Mayoral Control Means Local Control
My latest article points out that mayoral control of the Saint Louis school districts could be a good way to put control over our schools back in the hands of an official who is directly elected by Saint Louis voters, while still giving the district the stable, coherent leadership it so desperately needs. However, I also emphasize that mayoral control will only work if the mayor and other civic leaders are committed to making it work:
Critics point out that Sullivan is not a city resident, and that the new governance arrangement will provide parents with little influence over the direction of the district. Moreover, there is no guarantee that this three-person governance panel will show more leadership coherence than the school board it replaces. In 2000, the Washington, DC, school board was re-shuffled to include four members appointed by the mayor and five members directly elected by voters. This fractured leadership structure has not worked very well. DC Mayor Anthony Williams described it as “trying to drive a car with one pedal.” Similarly, under the state take-over plan now under way, control over the district will be fractured among the governor, the mayor, and the president of the board of aldermen?three politicians who may have divergent views on how the district should be governed. Mayoral control could address both of those concerns, giving the district unified, coherent, and stable leadership under an elected official chosen by Saint Louis voters.
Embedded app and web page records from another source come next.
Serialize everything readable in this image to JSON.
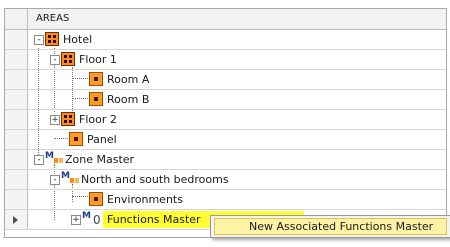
{
  "tree": {
    "header": "AREAS",
    "rows": [
      {
        "label": "Hotel",
        "icon": "area-grid-icon",
        "expander": "-"
      },
      {
        "label": "Floor 1",
        "icon": "area-grid-icon",
        "expander": "-"
      },
      {
        "label": "Room A",
        "icon": "room-icon"
      },
      {
        "label": "Room B",
        "icon": "room-icon"
      },
      {
        "label": "Floor 2",
        "icon": "area-grid-icon",
        "expander": "+"
      },
      {
        "label": "Panel",
        "icon": "room-icon"
      },
      {
        "label": "Zone Master",
        "icon": "zone-master-icon",
        "expander": "-"
      },
      {
        "label": "North and south bedrooms",
        "icon": "zone-master-icon",
        "expander": "-"
      },
      {
        "label": "Environments",
        "icon": "room-icon"
      },
      {
        "label": "Functions Master",
        "icon": "functions-master-icon",
        "expander": "+",
        "selected": true,
        "row_marker": ">"
      }
    ]
  },
  "context_menu": {
    "items": [
      {
        "label": "New  Associated Functions Master"
      }
    ]
  },
  "colors": {
    "selection_highlight": "#ffff33",
    "menu_hover": "#fff3a6",
    "icon_orange": "#ff8a1a",
    "zone_blue": "#1e3d8f"
  }
}
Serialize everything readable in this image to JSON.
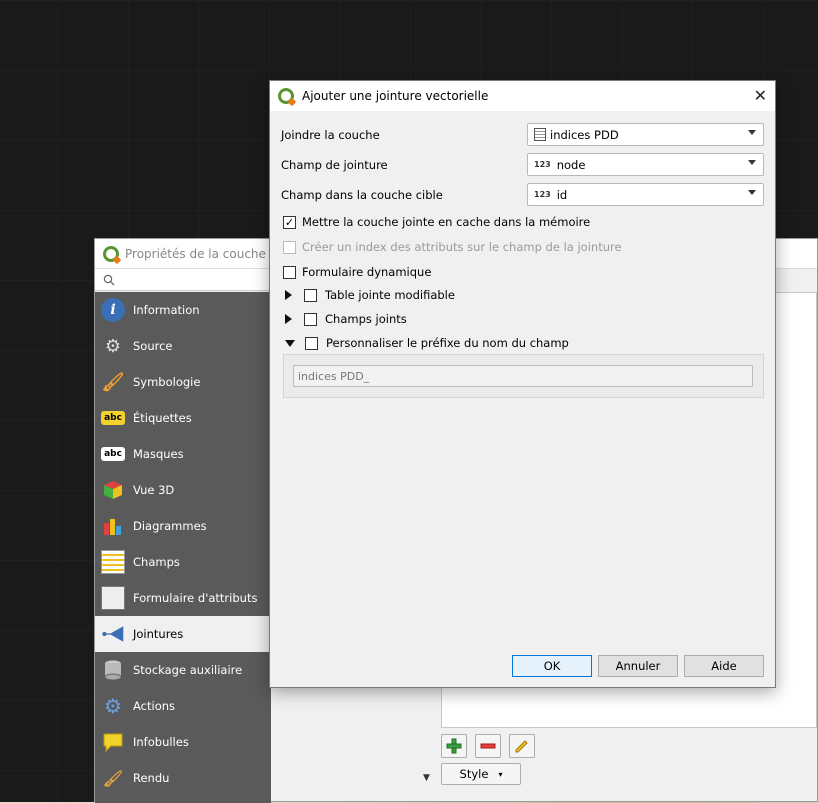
{
  "props_window": {
    "title": "Propriétés de la couche - Gr",
    "sidebar": [
      {
        "label": "Information",
        "icon": "info-icon"
      },
      {
        "label": "Source",
        "icon": "source-icon"
      },
      {
        "label": "Symbologie",
        "icon": "paintbrush-icon"
      },
      {
        "label": "Étiquettes",
        "icon": "labels-abc-icon"
      },
      {
        "label": "Masques",
        "icon": "masks-abc-icon"
      },
      {
        "label": "Vue 3D",
        "icon": "cube-3d-icon"
      },
      {
        "label": "Diagrammes",
        "icon": "diagram-icon"
      },
      {
        "label": "Champs",
        "icon": "fields-icon"
      },
      {
        "label": "Formulaire d'attributs",
        "icon": "form-icon"
      },
      {
        "label": "Jointures",
        "icon": "join-icon",
        "active": true
      },
      {
        "label": "Stockage auxiliaire",
        "icon": "database-icon"
      },
      {
        "label": "Actions",
        "icon": "actions-gear-icon"
      },
      {
        "label": "Infobulles",
        "icon": "tooltip-bubble-icon"
      },
      {
        "label": "Rendu",
        "icon": "rendering-brush-icon"
      }
    ],
    "style_label": "Style"
  },
  "dialog": {
    "title": "Ajouter une jointure vectorielle",
    "fields": {
      "join_layer": {
        "label": "Joindre la couche",
        "value": "indices PDD"
      },
      "join_field": {
        "label": "Champ de jointure",
        "value": "node",
        "badge": "123"
      },
      "target_field": {
        "label": "Champ dans la couche cible",
        "value": "id",
        "badge": "123"
      }
    },
    "options": {
      "cache": {
        "label": "Mettre la couche jointe en cache dans la mémoire",
        "checked": true
      },
      "index": {
        "label": "Créer un index des attributs sur le champ de la jointure",
        "checked": false
      },
      "dynamic_form": {
        "label": "Formulaire dynamique",
        "checked": false
      }
    },
    "groups": {
      "editable": {
        "label": "Table jointe modifiable"
      },
      "joined_fields": {
        "label": "Champs joints"
      },
      "prefix": {
        "label": "Personnaliser le préfixe du nom du champ",
        "value": "indices PDD_"
      }
    },
    "buttons": {
      "ok": "OK",
      "cancel": "Annuler",
      "help": "Aide"
    }
  }
}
However, mayoral control will only make sense if Mayor Slay is willing to step up to the plate and make education reform a focus of his administration. And given the structural limitations on the power of the mayor in Saint Louis, the business community and other civic leaders must be willing to provide strong backing for the mayor’s reform efforts as well.
Here is the PDF of our recent study on mayoral control by Rick Hess of the American Enterprise Institute.